Monthly Archives: January 2012

Community Development – A coding community

I work mostly with software teams in large organizations. One things I’ve noticed is that the vast majority (all?) tend to work in a very siloed manner. Whether by design or default, the good news is that this serves to insulate each of the teams from unwanted changes to the systems and infrastructure. But it also cause issues, because it is highly inefficient. Not only are the administrative overheads impacted, IP is not shared and expertise is not leveraged. Centralizing and consolidating IT software assets is the foundation upon which organizations can implement a robust coding community that promotes collaboration and sharing across enterprise teams.

A coding community relies upon the implementation of a community architecture to provide the facilities for data sharing, structured data, and enabling communities to work together in the development and delivery of software applications. Key aspects of the Community include the following:

• The Community must include social forums for ad-hoc collaboration between distributed team members. Such forums might include wiki-based knowledgebase containing a central and searchable repository of comments, code snippets, libraries and other valuable assets
• Team members from any part of the organization can benefit from enhanced visibility and search across the enterprise. Subject to the security constraints of the specific business, the more visibility given to developers, the more access to those valuable IT assets is provided, the more productive those developers can be. Sharing in a safe and controlled environment is a huge boost to productivity.
• Just like any other part of an enterprises’ IT environment, comprehensive governance is a necessity. The community architecture that is put in place to foster re-use must also reflect the governance and security mandates of the individual enterprise.
• To the degree possible, it is often useful to enhance third-party collaboration in the coding community. This extends re-use and cooperation beyond the firewall.

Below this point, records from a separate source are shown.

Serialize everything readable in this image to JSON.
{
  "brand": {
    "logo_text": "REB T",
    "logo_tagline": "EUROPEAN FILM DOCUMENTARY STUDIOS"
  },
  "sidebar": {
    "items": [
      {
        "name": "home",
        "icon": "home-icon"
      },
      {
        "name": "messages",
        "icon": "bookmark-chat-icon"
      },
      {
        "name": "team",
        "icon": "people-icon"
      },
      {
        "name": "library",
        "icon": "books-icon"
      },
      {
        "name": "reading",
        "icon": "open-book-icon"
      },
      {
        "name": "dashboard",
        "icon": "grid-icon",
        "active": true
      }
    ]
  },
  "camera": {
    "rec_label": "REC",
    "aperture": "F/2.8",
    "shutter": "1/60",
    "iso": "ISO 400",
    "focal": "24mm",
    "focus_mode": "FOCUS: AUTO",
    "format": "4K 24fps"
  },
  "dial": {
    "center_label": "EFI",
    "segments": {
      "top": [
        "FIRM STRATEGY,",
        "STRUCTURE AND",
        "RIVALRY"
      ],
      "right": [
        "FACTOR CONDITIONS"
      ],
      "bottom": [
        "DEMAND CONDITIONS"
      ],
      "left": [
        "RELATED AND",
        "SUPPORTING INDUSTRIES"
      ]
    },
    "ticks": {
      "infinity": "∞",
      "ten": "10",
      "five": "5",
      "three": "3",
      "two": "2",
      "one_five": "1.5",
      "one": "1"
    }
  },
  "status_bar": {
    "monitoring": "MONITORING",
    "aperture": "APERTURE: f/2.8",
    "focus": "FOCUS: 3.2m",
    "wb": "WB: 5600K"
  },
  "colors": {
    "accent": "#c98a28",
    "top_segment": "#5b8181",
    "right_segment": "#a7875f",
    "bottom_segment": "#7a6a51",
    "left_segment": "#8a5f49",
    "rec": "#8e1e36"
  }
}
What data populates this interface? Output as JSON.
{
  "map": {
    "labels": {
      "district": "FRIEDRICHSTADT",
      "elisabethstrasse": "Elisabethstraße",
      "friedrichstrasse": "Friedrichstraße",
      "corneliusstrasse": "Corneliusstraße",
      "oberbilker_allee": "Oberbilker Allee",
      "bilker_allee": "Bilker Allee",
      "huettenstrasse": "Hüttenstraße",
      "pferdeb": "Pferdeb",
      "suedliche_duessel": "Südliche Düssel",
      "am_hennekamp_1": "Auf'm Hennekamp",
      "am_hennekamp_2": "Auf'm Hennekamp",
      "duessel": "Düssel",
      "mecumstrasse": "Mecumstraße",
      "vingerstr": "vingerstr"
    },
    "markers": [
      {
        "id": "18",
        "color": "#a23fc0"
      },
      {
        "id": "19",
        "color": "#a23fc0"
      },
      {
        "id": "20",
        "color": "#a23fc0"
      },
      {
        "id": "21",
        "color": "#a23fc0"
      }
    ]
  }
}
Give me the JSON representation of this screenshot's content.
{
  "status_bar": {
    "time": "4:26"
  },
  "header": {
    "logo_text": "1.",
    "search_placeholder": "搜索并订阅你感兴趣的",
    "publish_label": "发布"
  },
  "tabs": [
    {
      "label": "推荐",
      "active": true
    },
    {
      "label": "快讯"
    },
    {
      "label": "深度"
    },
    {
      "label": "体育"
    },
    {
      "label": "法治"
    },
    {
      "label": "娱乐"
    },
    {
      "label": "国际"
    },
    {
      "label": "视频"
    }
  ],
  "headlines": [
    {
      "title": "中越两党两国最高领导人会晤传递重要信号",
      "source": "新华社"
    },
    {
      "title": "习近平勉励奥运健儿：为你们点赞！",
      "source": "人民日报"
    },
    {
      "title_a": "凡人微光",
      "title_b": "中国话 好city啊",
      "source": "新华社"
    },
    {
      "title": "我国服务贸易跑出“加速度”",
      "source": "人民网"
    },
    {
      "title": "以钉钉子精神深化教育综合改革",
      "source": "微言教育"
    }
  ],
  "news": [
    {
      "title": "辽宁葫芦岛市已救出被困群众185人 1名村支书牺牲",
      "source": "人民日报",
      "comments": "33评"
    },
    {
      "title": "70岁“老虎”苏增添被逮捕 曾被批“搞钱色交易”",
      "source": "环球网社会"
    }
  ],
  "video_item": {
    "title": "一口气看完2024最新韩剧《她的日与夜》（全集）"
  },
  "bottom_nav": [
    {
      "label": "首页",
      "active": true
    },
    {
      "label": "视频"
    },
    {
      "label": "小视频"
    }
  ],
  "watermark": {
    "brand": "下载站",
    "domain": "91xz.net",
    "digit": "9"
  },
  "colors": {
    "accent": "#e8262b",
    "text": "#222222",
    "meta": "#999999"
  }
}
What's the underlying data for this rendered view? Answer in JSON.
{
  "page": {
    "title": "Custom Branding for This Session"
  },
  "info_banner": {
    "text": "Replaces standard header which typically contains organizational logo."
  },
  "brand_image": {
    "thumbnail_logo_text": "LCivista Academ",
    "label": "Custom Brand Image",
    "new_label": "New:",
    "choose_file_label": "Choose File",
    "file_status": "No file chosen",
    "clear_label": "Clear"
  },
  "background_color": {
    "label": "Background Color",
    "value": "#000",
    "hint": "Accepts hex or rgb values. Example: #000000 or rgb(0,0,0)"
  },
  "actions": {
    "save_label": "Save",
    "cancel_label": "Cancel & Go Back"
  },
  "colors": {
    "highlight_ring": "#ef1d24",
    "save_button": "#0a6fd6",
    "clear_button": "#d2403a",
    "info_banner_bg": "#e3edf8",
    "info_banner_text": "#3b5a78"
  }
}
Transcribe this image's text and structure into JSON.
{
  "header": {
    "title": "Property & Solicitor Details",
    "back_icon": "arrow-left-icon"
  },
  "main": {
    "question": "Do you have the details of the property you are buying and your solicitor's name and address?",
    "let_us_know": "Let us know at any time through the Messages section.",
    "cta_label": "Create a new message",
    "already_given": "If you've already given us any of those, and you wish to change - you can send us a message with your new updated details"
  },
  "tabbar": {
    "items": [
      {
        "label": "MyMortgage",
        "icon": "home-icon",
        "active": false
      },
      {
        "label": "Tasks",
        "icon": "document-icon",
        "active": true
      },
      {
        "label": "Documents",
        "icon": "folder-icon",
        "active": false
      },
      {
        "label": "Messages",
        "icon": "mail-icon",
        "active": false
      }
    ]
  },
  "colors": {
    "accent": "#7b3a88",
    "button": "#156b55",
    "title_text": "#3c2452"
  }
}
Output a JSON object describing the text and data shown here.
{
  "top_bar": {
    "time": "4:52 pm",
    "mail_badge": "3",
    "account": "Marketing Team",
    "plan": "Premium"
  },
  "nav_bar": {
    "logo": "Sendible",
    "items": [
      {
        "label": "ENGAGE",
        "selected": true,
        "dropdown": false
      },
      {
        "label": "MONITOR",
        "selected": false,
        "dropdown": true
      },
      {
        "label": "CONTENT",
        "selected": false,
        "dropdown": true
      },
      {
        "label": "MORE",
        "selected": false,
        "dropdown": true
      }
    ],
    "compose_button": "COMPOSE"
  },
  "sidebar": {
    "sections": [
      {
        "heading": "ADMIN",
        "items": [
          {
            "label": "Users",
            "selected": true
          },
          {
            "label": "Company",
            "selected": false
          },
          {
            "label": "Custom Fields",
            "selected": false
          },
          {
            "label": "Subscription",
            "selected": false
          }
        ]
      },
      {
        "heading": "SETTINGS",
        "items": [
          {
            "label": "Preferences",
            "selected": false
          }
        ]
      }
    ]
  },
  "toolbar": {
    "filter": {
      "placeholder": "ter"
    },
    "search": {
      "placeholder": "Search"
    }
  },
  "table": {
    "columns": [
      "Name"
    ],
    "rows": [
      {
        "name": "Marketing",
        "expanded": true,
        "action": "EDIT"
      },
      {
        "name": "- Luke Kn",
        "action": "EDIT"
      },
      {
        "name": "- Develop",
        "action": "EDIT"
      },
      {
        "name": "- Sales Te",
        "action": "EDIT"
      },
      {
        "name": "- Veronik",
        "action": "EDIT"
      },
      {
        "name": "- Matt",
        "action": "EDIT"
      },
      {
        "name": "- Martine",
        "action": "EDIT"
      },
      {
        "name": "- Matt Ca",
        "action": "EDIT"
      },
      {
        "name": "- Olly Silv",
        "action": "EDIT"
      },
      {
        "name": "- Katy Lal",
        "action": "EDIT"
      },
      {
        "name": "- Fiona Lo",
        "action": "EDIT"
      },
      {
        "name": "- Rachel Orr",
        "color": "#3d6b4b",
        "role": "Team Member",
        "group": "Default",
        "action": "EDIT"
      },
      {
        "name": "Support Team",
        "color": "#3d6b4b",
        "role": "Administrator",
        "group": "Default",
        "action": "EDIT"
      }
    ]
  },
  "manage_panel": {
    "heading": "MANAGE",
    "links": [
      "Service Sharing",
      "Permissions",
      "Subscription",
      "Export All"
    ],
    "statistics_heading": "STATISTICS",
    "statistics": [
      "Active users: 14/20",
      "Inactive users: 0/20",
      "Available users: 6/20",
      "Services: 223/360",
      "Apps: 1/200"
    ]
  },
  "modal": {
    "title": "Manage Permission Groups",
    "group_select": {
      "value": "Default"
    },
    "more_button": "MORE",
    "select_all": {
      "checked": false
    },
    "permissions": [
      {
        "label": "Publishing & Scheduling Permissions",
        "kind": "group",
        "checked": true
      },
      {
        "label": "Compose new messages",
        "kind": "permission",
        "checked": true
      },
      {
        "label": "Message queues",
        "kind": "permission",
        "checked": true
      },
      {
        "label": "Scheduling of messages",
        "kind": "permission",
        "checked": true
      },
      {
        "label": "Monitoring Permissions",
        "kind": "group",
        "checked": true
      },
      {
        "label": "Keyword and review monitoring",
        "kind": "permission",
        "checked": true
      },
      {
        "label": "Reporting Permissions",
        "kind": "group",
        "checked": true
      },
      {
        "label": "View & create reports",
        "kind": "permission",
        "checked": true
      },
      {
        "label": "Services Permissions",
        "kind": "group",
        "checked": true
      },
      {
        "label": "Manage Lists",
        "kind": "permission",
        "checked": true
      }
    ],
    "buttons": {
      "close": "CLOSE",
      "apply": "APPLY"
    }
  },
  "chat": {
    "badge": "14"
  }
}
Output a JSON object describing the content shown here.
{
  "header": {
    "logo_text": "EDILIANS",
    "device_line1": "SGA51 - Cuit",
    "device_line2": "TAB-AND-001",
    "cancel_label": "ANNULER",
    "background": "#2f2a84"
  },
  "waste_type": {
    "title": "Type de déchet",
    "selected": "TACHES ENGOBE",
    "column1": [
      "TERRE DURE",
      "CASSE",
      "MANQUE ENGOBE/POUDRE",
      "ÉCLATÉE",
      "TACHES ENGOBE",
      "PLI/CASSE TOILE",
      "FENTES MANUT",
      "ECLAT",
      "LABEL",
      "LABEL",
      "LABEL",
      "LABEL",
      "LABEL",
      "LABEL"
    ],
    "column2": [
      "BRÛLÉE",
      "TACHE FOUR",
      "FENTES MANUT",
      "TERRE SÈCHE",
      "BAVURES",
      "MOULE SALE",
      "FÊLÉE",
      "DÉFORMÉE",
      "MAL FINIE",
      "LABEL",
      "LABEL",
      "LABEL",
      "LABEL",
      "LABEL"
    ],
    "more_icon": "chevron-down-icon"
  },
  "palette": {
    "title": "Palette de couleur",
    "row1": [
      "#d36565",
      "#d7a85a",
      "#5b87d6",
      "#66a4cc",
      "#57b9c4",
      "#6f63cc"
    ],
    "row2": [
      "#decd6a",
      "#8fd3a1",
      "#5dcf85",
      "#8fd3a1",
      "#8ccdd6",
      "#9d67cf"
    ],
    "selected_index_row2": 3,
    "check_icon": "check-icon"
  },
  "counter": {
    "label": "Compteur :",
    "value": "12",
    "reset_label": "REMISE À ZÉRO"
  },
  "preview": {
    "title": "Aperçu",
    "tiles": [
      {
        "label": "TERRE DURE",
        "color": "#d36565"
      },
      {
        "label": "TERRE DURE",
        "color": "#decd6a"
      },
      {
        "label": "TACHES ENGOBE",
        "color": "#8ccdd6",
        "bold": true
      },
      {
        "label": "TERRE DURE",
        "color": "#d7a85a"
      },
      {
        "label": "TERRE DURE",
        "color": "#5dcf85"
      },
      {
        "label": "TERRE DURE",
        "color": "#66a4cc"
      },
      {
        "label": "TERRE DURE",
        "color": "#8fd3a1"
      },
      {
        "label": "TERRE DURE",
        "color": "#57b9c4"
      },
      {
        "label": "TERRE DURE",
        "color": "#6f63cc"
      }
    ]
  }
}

Done well, a development community can help a disparate, fractured and distributed staff in the development organization find common architectural foundations, share best practices, communicate more effectively. Outside of the development organization, a Community Architecture can break down the barriers and bridge the gaps between non-technical business people and the developer community.

Here’s an interesting White Paper on Social Coding.